It has become a major challenge managing waste disposal in Lagos, despite several attempts by successive governments and private organisations to curb the devastating menace. That is why it is a common sight all over Lagos today to see heaps of festering waste dumped in almost every nook and cranny.
Residential apartments, markets, waterways, highways, streets and undeveloped plots of land have been turned to waste dumps for many.
Waste disposal has remained a challenge over the years, with indiscriminate dumping of refuse in available spaces, especially markets, drainages and open space in residential areas. However, there is a legal tussle between the private waste evacuators and government-operated waste evacuators over rights to operate side by side. But most of the people in the state believe that the private operators have been more efficient in terms of prompt evacuation of the wastes than those engaged by government.
An official of the Lagos State Waste Management Agency (LAWMA), who pleaded anonymity, said: “There is no proper waste management structure in Lagos. What we do is transportation, waste disposal, and not waste management. That means collecting from one point and discharging it at another point.

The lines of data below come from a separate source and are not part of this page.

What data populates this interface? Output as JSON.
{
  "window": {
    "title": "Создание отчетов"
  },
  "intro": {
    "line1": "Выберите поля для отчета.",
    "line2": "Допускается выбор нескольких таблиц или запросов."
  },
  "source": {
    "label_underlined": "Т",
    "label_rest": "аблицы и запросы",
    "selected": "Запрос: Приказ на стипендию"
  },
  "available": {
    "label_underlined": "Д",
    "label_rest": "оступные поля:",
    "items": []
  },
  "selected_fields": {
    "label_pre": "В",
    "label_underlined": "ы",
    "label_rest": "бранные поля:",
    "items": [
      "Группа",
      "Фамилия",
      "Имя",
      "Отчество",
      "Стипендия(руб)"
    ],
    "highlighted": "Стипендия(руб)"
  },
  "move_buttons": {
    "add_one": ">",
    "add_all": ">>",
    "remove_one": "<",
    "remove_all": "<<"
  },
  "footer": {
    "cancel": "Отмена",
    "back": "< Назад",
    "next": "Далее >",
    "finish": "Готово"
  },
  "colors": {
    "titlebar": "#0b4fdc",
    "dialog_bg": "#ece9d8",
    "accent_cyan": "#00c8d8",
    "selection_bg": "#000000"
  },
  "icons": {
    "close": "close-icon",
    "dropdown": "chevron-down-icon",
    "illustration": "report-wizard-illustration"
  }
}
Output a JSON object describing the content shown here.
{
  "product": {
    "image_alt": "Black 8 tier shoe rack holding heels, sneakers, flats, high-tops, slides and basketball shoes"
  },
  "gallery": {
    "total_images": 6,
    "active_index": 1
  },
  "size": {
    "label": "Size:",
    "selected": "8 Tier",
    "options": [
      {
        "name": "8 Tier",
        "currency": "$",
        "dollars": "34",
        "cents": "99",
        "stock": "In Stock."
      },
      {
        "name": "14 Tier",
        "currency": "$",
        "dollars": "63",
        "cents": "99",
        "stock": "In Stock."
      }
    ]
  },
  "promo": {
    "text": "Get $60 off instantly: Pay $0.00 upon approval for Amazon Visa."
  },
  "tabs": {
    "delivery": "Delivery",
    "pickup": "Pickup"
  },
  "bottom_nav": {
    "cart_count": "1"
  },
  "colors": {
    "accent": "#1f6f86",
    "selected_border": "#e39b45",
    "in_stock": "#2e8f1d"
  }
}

“We have dumpsites where the wastes are taken. Thereafter, we sort them out and crush the ones that could be crushed. We have waste collectors that are shared into zones, and they go to individual houses, shops and others to collect waste and take them to dumpsites. But the challenge we have is shortage of trucks, and we cannot help the situation.”
An affected resident of Oshodi, Lagos, Mr. Jude Ezekiel, said it was the responsibility of every responsive government to eradicate indiscriminate refuse from the state, and that was the reason the previous administration of Akinwummi Ambode took necessary steps to carry the people along in order to achieve the ultimate goal of a cleaner, healthier and better Lagos by introducing Vision Scape, a waste management agency.
“The past administration made a huge effort to eradicate indiscriminate waste disposals in the state by introducing various waste management agencies. Vision Scape did a lot, but they were not given a long time to continue. That shows that they are concerned about the health safety of the people.”
Despite all efforts by the government to manage poor waste disposal in the state, the private waste collectors, popularly called Private Sectors Participants (PSP) on waste collection, have come under strong condemnation in some part of Lagos State, as they have been accused of inefficiency and rip-off.
Residents of areas like Egbeda, Abule-Egba, Ekoro, Ile-Epo/Oja, Iyana-Ipaja, Pleasure, Abule Taylor, Ahmadiyya, Ijaiye and Dopemu, among others within the Lagos metropolis, are suffering in silence, due to the unbearable condition of these areas.
Against the normal practice of monthly sanitations and evacuation of refuse, which is aimed at achieving an efficient waste management in the state, it seems like adequate measures are not taken to completely stop the indiscriminate dumping of refuse. This, on many occasions, has led to disagreements between the operators and residents, based on the usual practice of ensuring that residents pay for the period in question.
Residents have now been forced to seek alternative means of disposing their wastes, either by engaging the services of truck pushers at an extra cost or by dumping them indiscriminately on the express road or the median.
Another affected resident, Segun Olajide, who lives in beside the Airport Road on Ajao Estate, claimed that, from his observation, some of the PSP operators were operating with only one truck for about five communities. He noted that immediately the truck developed any fault, the areas would have to suffer till the truck was put in good shape again.
“I observed that it is only one truck that comes to carry refuse in the whole Airport road, Isolo, and Festac. This means we have to wait until after one month before the truck comes. We have complained to the waste management agency, but all to no avail. Sometimes they will refuse to come with the excuse that their truck is faulty,” he lamented.
In his views, Mr. Uzoma Nwoke, a lecturer at the Afe Babalola University (ABUAD), Ado-Ekiti, noted: “There should be a sensitisation exercise by the Ministry of Environment, where officials would come out en masse to create awareness on the health hazard caused by the mismanagement of waste, especially in residential areas. The campaign should be aimed at educating residents on the need to properly dispose of their waste, as failure to do so can lead to water and air borne diseases. We have to help ourselves first by maintaining a hygienic environment before the Ministry of Health or the government can help us.”
An environmentalist, Mr Ifeanyi Ochonogor, founder of E-terra Recycling Agency, Yaba, Lagos, also spoke on the need for government to engage more on recycling refuse. His words: “The recurring threats to proper waste management in Lagos is the lack of adequate facilities. The best recommended strategy is for government to invest more on recycling of refuse, electronics and plastic materials. However, one of the greatest barriers to recycling is the manufacturing industry. There are only few recycling industries in Lagos, and they are mostly owned by a private organisation.
“In a large city like Lagos, especially in the rural areas, recycling is almost unattainable, as the recycling points and collectors are mostly in the urban areas, and virtually unknown to the people living in these rural communities. Material goods like plastics are sold and used within these rural areas, and most times they end in the gutters or burnt, causing further environmental and health hazards.”
The reporter gathered that the on-going legal tussle between the private waste evacuators and government-operated waste evacuators over rights to operate side by side is currently at the Court of Appeal. Many Lagos residents believe, however, that
the private operators have been more efficient in terms of prompt evacuation of refuse than those engaged by the government.
“It doesn’t matter who evacuates refuse between government agents and private operators. What is important is that refuse should be taken off Lagos roads and streets, as the current situation is far from acceptable,”